“Shut up, you stupid little Agit-Prop. You know that big building they’re putting up over the canal? Well, a whole gang of kids is holed up there, with Olenka-the-Runaway as their chief. What do you say to that? Ah, now there’s a somebody for all her thirteen years. Looks like a little lamb; sweet, well-mannered and all that, but cunning. I’m sure she’s the one who killed that little boy by the Oats Market. You know what they thought up? They catch cats, they eat them, and sell the skins to the Chinese… They also work poor boxes in the churches and ration cards in the food lines….
“Tell us about Nice, sweet Manya, tell us about Nice,” begged Dunya.
Yegor moved away noiselessly, his head bowed.
It was very late when Stassik arrived. Icicles clung to his burgeoning beard. His old soldier’s coat was stiff with the cold. They sat across from each other leaning on their elbows and drank tea and cognac. Stassik brought the latest issues of the Tocsin published in a Ukrainian village during the passing of a singing army which moved in carts – a machine gun and an accordion in each cart – under black banners.
Yegor glanced at a headline:
RESOLUTIONS OF THE SPECIAL CONFERENCE OF THE CONFEDERATION..
More resolutions, more organisations, more conferences even under these midnight banners! Yegor drank, and this last swig of burning liquor seemed in a strange way to sober him at the same time as it made him entirely drunk.
“Put away your papers, Stassik,” he said. “I don’t want to see them. I’m not a believer. All I know about is one thing: the melting snows, the great spring waters, the flooding rivers carrying along granite-hard ice blocks, dead dogs, last year’s garbage, old pranks… it’s a flood, understand, and we’re all rolling down to the sea: ah! How beautiful it is to be carried along and to carry off everything before you! A block of ice, that’s what I am. I’ve got to crash into arches and bridges. I’ve got to hear the barge hulls resounding under my blows.”
“And afterward?” said Stassik.
“Afterward, I don’t give a fuck. Put away your pamphlets, Stassik, I don’t believe in them.”
He took another drink.
“I’m bored, Stassik. Do you believe?”
“In what do you say.”
Yegor’s head felt heavy, ready to fall. He was holding it up with both hands. Wouldn’t it fall anyway, roll across the floor, bounce up like a great soccer ball, and smack its brow against the black-and-white keyboard, there to unleash storms and perish? Stassik, sitting stiffly, black and white, black beard and white skin like the piano keys, was certainly not drunk. Stassik’s hands lay flat on the table, sharp and clear amid the general disorder. He answered with words as blunt as deeds.
“You’ve got a child’s brain in an athlete’s skull, Yegor. “Believe” is an old word, Yegor. I know. I know that man will be free on a free earth. I know that we will all be killed long before that. I know that we will be forgotten. I know that the future will be magnificent. I know it’s time to begin.”
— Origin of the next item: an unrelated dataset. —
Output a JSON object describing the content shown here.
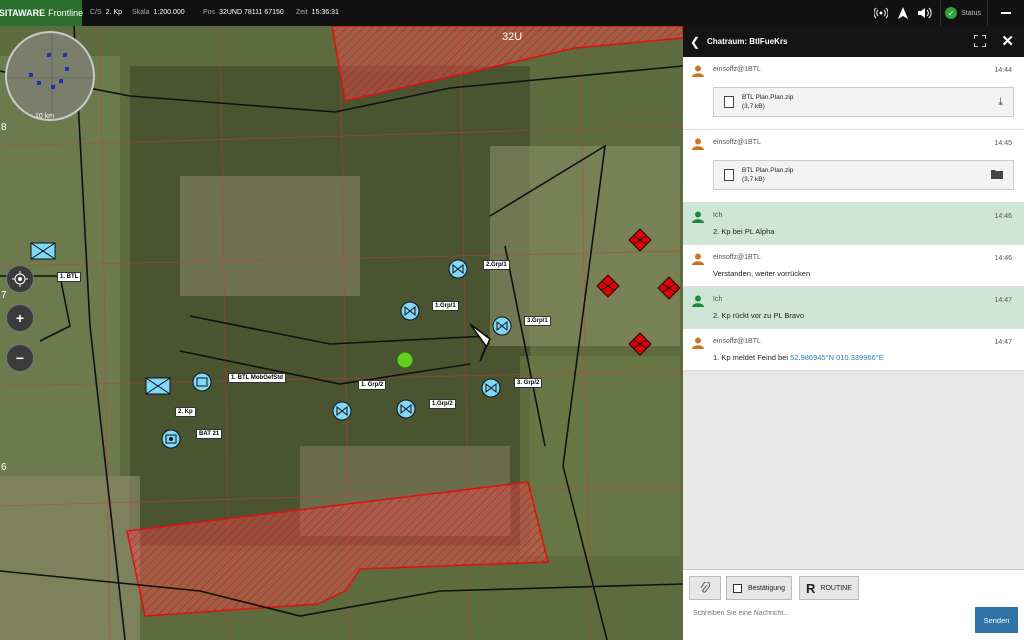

“Yes, yes,” cried Yegor, “you’re right. I believe, too, Stassik.”
He burst out laughing.
“So long as we’re killed beforehand. Are you sure about that?”
“I’m sure of it,” Stassik answered gravely.
Yegor thought his forehead had hit the keyboard. A splendid storm thundered around him. He was smiling, ecstatic, into an immense certainty. Like the sun over the Baltic in July, bursting through the clouds and making waves of light ripple suddenly across the sea. Certainty. He was searching for something in this chaos, as he had been searching in his memory across this seascape: the near-forgotten name of a woman.
“Stassik, do you want some money for the organisation? Take.”
The money was in the drawer of the table. Tea had spilled over the stacks of banknotes, which were mingled with dirty postcards. Stassik began methodically to sort out the dry bills.